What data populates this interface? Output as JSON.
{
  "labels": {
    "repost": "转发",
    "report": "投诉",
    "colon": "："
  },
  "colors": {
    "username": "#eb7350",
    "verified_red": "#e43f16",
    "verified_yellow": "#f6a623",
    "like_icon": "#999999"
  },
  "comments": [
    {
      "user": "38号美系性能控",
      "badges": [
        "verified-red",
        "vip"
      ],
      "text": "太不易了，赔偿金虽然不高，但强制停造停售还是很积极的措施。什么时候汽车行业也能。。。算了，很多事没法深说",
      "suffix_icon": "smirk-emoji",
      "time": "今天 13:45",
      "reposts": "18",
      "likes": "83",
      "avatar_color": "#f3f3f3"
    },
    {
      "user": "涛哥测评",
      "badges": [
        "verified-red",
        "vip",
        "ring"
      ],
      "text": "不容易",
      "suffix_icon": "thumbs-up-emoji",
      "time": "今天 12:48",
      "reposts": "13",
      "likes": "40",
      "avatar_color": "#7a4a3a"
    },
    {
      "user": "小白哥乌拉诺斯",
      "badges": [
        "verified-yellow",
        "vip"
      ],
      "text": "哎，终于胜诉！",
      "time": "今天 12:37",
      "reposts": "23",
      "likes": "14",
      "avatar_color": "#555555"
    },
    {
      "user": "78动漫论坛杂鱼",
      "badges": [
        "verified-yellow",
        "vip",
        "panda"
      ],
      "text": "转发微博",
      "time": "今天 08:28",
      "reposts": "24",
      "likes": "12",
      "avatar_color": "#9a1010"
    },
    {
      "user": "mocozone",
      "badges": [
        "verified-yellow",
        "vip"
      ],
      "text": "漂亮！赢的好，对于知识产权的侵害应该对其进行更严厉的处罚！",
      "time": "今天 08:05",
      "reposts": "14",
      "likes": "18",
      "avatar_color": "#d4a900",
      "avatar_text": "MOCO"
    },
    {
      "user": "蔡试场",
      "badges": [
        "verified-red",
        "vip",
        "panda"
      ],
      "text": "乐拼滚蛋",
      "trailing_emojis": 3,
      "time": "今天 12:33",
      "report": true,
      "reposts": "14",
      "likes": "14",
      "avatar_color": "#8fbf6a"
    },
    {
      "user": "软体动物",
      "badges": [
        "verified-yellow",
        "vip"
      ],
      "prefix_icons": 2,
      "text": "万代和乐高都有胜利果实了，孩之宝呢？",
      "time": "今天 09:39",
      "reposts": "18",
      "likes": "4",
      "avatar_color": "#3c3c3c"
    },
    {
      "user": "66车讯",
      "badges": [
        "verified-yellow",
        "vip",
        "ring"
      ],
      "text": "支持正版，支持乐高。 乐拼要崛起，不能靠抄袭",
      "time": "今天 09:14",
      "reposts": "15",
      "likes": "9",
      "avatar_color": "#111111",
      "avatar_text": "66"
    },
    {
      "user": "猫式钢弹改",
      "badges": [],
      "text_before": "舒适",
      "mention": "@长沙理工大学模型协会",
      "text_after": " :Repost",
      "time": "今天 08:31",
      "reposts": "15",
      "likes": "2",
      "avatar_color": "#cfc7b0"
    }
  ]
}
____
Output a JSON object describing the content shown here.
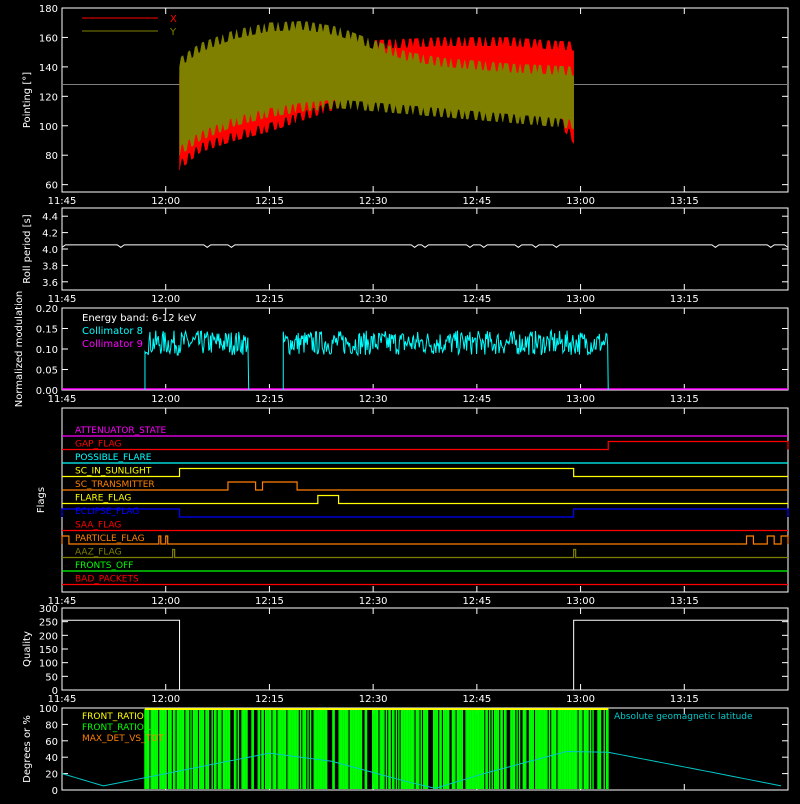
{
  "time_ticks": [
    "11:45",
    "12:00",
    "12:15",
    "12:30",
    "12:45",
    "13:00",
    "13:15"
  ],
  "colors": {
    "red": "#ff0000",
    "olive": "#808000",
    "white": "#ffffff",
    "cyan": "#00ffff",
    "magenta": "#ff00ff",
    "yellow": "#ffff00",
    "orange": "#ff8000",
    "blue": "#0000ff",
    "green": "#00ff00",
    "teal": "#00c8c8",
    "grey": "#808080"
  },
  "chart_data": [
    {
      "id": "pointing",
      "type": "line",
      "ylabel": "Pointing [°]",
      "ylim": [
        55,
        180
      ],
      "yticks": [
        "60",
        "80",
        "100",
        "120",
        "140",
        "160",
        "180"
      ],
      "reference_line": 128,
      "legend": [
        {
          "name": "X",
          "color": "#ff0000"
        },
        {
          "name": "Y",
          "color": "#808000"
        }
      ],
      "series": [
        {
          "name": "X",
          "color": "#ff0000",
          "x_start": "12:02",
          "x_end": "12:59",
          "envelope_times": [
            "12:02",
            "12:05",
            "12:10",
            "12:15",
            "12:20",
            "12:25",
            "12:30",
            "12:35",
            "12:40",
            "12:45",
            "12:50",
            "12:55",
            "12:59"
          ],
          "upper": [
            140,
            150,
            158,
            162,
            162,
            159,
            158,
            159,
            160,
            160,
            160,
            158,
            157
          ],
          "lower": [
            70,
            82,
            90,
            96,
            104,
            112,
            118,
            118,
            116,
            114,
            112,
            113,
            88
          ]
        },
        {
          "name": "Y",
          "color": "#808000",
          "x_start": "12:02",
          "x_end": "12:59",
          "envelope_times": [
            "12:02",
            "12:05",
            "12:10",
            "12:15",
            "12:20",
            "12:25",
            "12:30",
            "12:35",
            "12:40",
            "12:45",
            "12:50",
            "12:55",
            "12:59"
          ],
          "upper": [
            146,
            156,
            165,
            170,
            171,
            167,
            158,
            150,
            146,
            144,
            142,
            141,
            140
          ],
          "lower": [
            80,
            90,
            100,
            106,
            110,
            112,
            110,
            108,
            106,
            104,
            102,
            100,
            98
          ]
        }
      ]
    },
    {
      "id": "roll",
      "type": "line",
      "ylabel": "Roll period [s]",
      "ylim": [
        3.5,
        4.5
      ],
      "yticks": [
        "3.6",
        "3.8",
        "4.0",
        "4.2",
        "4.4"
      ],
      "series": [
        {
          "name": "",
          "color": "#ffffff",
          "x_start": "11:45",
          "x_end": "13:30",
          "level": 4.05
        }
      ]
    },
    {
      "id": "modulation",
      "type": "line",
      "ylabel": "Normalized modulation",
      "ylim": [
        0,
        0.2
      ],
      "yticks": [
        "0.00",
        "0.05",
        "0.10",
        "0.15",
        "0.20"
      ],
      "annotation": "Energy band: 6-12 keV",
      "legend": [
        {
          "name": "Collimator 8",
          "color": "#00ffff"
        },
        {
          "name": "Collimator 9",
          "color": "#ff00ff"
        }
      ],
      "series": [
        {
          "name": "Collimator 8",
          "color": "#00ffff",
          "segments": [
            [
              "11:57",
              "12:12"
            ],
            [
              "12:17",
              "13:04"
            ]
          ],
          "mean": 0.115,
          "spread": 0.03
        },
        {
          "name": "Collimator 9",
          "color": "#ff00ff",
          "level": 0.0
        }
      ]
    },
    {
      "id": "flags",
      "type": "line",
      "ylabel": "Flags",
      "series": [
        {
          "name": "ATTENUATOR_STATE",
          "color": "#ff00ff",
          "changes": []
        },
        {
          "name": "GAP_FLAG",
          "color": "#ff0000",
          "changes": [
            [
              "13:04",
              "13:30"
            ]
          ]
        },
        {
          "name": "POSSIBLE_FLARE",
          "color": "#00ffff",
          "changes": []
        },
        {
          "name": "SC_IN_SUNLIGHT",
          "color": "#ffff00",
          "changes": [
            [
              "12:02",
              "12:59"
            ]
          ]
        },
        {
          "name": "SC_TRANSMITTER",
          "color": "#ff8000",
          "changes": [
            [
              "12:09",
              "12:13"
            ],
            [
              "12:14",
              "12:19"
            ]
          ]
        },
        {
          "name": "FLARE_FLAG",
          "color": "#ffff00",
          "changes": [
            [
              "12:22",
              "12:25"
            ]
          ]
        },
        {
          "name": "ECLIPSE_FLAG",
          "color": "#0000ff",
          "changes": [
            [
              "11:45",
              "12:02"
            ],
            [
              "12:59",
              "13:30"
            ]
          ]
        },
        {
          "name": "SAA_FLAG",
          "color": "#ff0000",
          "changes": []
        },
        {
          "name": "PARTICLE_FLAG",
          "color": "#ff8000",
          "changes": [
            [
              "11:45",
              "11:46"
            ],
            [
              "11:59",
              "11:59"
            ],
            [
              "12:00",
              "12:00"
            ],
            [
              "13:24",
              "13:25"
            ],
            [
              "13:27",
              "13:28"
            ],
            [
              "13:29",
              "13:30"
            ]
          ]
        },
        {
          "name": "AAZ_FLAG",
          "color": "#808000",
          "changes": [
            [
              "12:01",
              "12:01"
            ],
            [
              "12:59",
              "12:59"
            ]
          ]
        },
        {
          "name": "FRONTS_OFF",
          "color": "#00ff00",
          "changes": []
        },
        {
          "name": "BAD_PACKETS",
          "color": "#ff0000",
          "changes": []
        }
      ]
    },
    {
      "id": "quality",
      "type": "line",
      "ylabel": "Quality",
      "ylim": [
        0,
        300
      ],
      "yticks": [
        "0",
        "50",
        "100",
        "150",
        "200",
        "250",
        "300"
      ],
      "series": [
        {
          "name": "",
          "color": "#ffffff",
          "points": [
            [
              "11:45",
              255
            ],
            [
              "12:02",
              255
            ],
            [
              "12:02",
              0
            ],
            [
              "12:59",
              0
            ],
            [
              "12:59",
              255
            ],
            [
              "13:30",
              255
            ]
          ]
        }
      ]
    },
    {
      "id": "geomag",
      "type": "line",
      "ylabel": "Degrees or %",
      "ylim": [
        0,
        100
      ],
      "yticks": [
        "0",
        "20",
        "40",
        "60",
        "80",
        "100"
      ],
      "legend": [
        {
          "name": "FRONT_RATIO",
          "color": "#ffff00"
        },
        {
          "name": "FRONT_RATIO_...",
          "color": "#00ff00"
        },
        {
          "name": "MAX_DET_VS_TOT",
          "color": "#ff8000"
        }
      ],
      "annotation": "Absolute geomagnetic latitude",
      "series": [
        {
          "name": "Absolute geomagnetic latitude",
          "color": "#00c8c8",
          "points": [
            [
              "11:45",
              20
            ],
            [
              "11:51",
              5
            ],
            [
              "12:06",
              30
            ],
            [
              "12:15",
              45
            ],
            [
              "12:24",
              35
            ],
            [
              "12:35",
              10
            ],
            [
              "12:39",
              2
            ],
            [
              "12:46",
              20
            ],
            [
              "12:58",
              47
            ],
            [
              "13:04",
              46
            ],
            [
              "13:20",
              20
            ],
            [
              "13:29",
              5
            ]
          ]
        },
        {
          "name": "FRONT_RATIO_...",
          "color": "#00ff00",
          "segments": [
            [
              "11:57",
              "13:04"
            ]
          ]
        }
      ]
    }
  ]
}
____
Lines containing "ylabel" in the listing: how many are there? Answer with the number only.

__Answer box__.
6